**BRIEF:**
Copy out the entire listing below exactly, but without its pictures.

**TASK DATA:**

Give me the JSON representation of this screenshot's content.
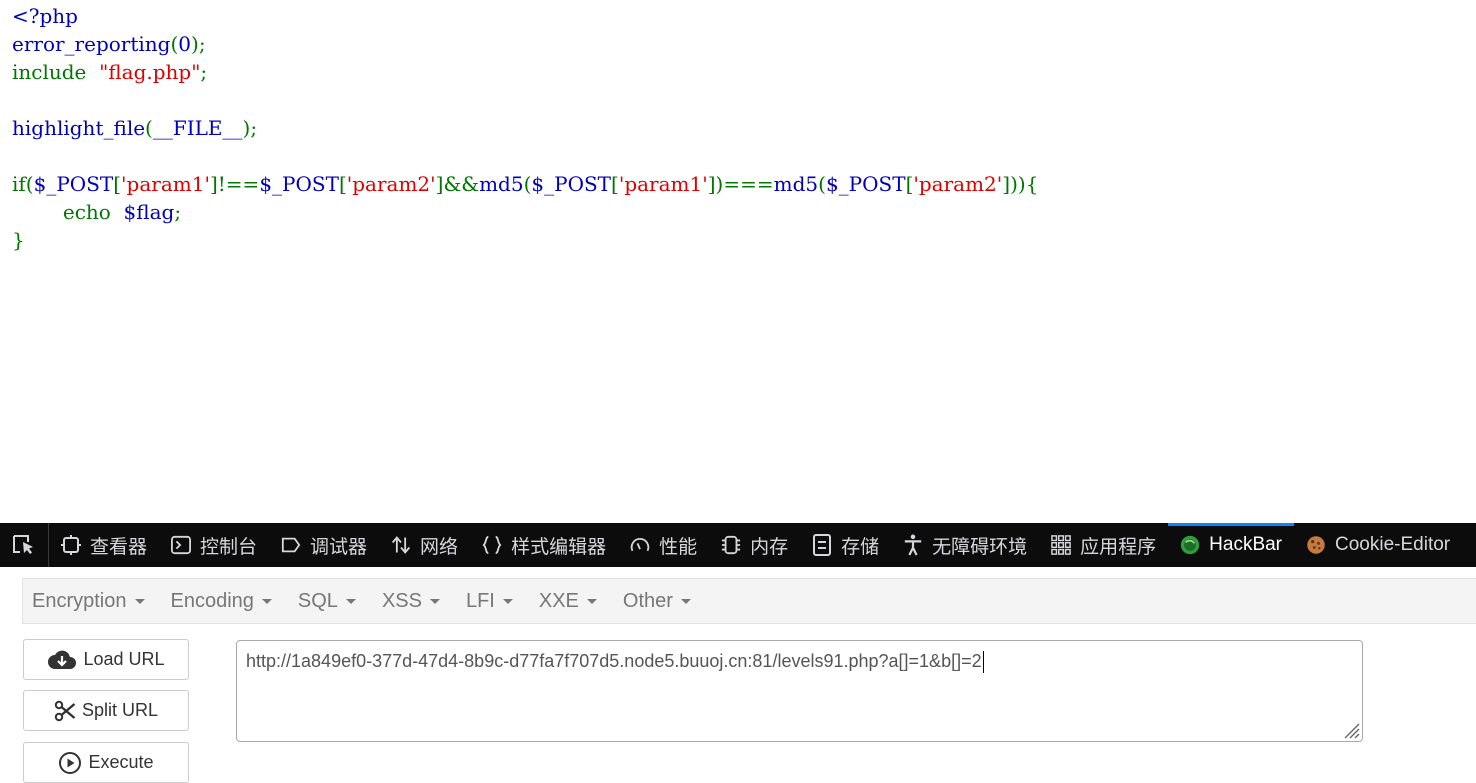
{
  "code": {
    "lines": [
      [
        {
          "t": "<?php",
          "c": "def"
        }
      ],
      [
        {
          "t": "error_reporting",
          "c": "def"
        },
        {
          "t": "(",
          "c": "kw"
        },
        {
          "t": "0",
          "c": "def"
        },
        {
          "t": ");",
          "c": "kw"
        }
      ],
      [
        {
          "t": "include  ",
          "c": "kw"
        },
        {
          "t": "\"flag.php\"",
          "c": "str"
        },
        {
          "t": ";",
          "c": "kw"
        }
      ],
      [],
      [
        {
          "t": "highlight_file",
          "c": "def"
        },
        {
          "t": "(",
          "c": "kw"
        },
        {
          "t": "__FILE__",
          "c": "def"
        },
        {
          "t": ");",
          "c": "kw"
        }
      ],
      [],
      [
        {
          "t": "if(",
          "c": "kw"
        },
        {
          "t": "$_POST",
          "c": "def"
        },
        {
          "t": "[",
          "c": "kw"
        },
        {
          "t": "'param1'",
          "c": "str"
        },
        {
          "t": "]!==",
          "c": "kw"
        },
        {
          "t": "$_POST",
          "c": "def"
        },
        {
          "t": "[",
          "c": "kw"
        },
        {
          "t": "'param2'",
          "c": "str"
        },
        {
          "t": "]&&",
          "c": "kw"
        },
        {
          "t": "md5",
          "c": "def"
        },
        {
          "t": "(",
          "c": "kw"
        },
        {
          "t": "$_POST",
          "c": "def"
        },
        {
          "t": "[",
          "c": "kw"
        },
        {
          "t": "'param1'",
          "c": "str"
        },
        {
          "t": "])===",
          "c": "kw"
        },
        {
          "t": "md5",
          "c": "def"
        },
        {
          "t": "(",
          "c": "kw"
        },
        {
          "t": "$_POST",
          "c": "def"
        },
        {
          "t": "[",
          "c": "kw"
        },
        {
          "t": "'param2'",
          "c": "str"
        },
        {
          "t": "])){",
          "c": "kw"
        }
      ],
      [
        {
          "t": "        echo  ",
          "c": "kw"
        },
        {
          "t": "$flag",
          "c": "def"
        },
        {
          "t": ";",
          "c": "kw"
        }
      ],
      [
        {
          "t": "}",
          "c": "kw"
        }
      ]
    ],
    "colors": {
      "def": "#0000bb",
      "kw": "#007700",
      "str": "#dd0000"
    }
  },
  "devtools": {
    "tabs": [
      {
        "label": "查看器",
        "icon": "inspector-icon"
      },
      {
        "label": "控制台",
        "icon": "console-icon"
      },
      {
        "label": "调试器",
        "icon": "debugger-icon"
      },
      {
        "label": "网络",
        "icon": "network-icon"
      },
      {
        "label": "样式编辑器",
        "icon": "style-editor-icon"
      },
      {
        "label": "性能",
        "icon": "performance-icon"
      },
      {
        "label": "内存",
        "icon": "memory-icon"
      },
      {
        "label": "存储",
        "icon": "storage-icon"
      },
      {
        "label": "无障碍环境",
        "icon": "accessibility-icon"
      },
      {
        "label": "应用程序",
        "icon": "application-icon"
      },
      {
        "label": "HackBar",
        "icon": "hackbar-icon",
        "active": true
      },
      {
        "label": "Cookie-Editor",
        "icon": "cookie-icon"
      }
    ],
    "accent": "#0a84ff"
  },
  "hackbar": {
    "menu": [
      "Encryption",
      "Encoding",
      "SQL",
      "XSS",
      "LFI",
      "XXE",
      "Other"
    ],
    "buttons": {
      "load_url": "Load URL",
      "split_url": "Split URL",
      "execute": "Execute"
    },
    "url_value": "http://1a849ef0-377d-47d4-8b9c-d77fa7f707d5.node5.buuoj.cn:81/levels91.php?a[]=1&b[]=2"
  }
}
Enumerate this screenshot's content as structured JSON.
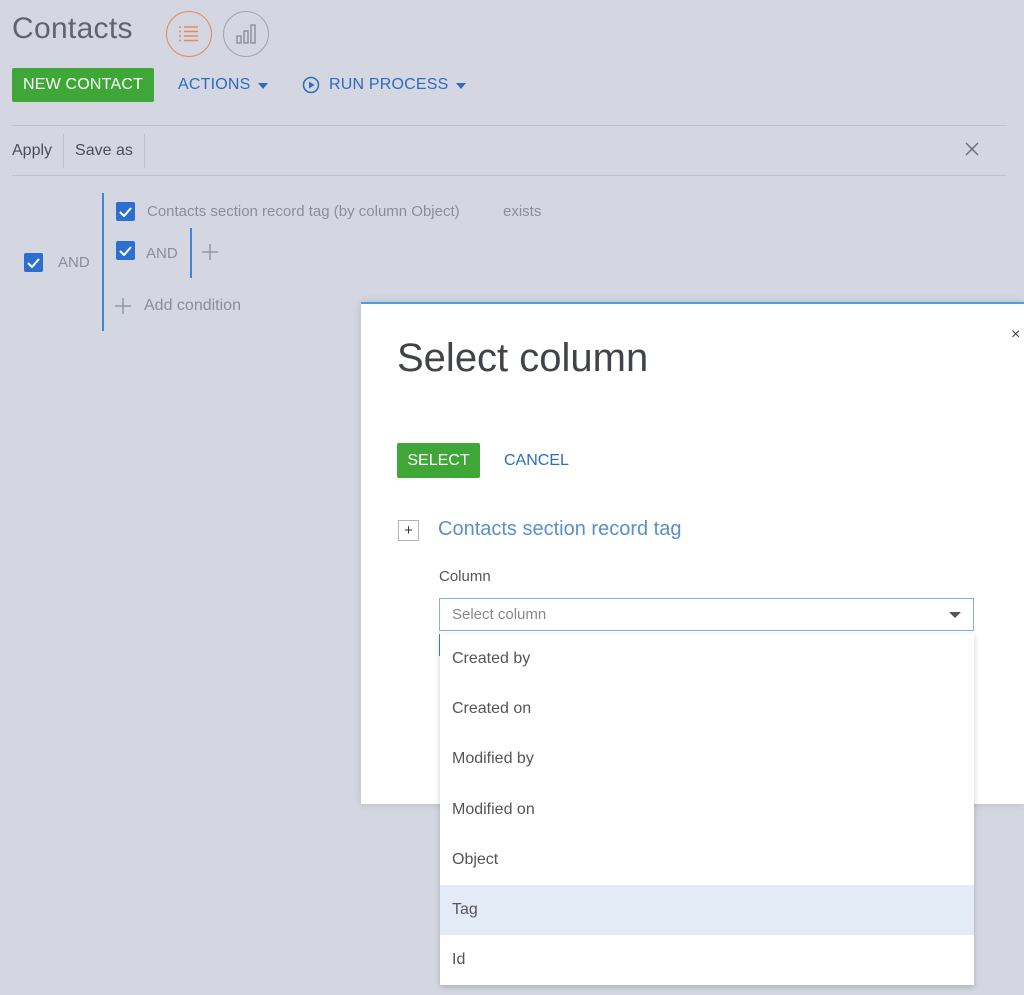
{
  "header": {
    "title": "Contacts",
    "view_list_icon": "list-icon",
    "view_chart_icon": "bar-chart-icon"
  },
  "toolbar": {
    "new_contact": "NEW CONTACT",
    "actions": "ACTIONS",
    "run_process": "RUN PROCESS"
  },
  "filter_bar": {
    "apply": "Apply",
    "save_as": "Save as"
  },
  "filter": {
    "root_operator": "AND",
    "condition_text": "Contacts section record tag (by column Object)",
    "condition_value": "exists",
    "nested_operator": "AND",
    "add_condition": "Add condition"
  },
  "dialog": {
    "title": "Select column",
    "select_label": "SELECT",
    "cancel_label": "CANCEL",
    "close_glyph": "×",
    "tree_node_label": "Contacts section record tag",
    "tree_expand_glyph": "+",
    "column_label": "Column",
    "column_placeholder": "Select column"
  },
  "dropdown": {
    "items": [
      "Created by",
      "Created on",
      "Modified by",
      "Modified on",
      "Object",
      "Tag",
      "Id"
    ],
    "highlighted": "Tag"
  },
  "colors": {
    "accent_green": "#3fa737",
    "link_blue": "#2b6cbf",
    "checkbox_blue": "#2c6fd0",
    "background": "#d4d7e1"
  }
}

**SOLUTION:**
Give me the JSON representation of this screenshot's content.
{
  "code": {
    "lines": [
      [
        {
          "t": "<?php",
          "c": "def"
        }
      ],
      [
        {
          "t": "error_reporting",
          "c": "def"
        },
        {
          "t": "(",
          "c": "kw"
        },
        {
          "t": "0",
          "c": "def"
        },
        {
          "t": ");",
          "c": "kw"
        }
      ],
      [
        {
          "t": "include  ",
          "c": "kw"
        },
        {
          "t": "\"flag.php\"",
          "c": "str"
        },
        {
          "t": ";",
          "c": "kw"
        }
      ],
      [],
      [
        {
          "t": "highlight_file",
          "c": "def"
        },
        {
          "t": "(",
          "c": "kw"
        },
        {
          "t": "__FILE__",
          "c": "def"
        },
        {
          "t": ");",
          "c": "kw"
        }
      ],
      [],
      [
        {
          "t": "if(",
          "c": "kw"
        },
        {
          "t": "$_POST",
          "c": "def"
        },
        {
          "t": "[",
          "c": "kw"
        },
        {
          "t": "'param1'",
          "c": "str"
        },
        {
          "t": "]!==",
          "c": "kw"
        },
        {
          "t": "$_POST",
          "c": "def"
        },
        {
          "t": "[",
          "c": "kw"
        },
        {
          "t": "'param2'",
          "c": "str"
        },
        {
          "t": "]&&",
          "c": "kw"
        },
        {
          "t": "md5",
          "c": "def"
        },
        {
          "t": "(",
          "c": "kw"
        },
        {
          "t": "$_POST",
          "c": "def"
        },
        {
          "t": "[",
          "c": "kw"
        },
        {
          "t": "'param1'",
          "c": "str"
        },
        {
          "t": "])===",
          "c": "kw"
        },
        {
          "t": "md5",
          "c": "def"
        },
        {
          "t": "(",
          "c": "kw"
        },
        {
          "t": "$_POST",
          "c": "def"
        },
        {
          "t": "[",
          "c": "kw"
        },
        {
          "t": "'param2'",
          "c": "str"
        },
        {
          "t": "])){",
          "c": "kw"
        }
      ],
      [
        {
          "t": "        echo  ",
          "c": "kw"
        },
        {
          "t": "$flag",
          "c": "def"
        },
        {
          "t": ";",
          "c": "kw"
        }
      ],
      [
        {
          "t": "}",
          "c": "kw"
        }
      ]
    ],
    "colors": {
      "def": "#0000bb",
      "kw": "#007700",
      "str": "#dd0000"
    }
  },
  "devtools": {
    "tabs": [
      {
        "label": "查看器",
        "icon": "inspector-icon"
      },
      {
        "label": "控制台",
        "icon": "console-icon"
      },
      {
        "label": "调试器",
        "icon": "debugger-icon"
      },
      {
        "label": "网络",
        "icon": "network-icon"
      },
      {
        "label": "样式编辑器",
        "icon": "style-editor-icon"
      },
      {
        "label": "性能",
        "icon": "performance-icon"
      },
      {
        "label": "内存",
        "icon": "memory-icon"
      },
      {
        "label": "存储",
        "icon": "storage-icon"
      },
      {
        "label": "无障碍环境",
        "icon": "accessibility-icon"
      },
      {
        "label": "应用程序",
        "icon": "application-icon"
      },
      {
        "label": "HackBar",
        "icon": "hackbar-icon",
        "active": true
      },
      {
        "label": "Cookie-Editor",
        "icon": "cookie-icon"
      }
    ],
    "accent": "#0a84ff"
  },
  "hackbar": {
    "menu": [
      "Encryption",
      "Encoding",
      "SQL",
      "XSS",
      "LFI",
      "XXE",
      "Other"
    ],
    "buttons": {
      "load_url": "Load URL",
      "split_url": "Split URL",
      "execute": "Execute"
    },
    "url_value": "http://1a849ef0-377d-47d4-8b9c-d77fa7f707d5.node5.buuoj.cn:81/levels91.php?a[]=1&b[]=2"
  }
}
Enumerate this screenshot's content as structured JSON.
{
  "header": {
    "title": "Contacts",
    "view_list_icon": "list-icon",
    "view_chart_icon": "bar-chart-icon"
  },
  "toolbar": {
    "new_contact": "NEW CONTACT",
    "actions": "ACTIONS",
    "run_process": "RUN PROCESS"
  },
  "filter_bar": {
    "apply": "Apply",
    "save_as": "Save as"
  },
  "filter": {
    "root_operator": "AND",
    "condition_text": "Contacts section record tag (by column Object)",
    "condition_value": "exists",
    "nested_operator": "AND",
    "add_condition": "Add condition"
  },
  "dialog": {
    "title": "Select column",
    "select_label": "SELECT",
    "cancel_label": "CANCEL",
    "close_glyph": "×",
    "tree_node_label": "Contacts section record tag",
    "tree_expand_glyph": "+",
    "column_label": "Column",
    "column_placeholder": "Select column"
  },
  "dropdown": {
    "items": [
      "Created by",
      "Created on",
      "Modified by",
      "Modified on",
      "Object",
      "Tag",
      "Id"
    ],
    "highlighted": "Tag"
  },
  "colors": {
    "accent_green": "#3fa737",
    "link_blue": "#2b6cbf",
    "checkbox_blue": "#2c6fd0",
    "background": "#d4d7e1"
  }
}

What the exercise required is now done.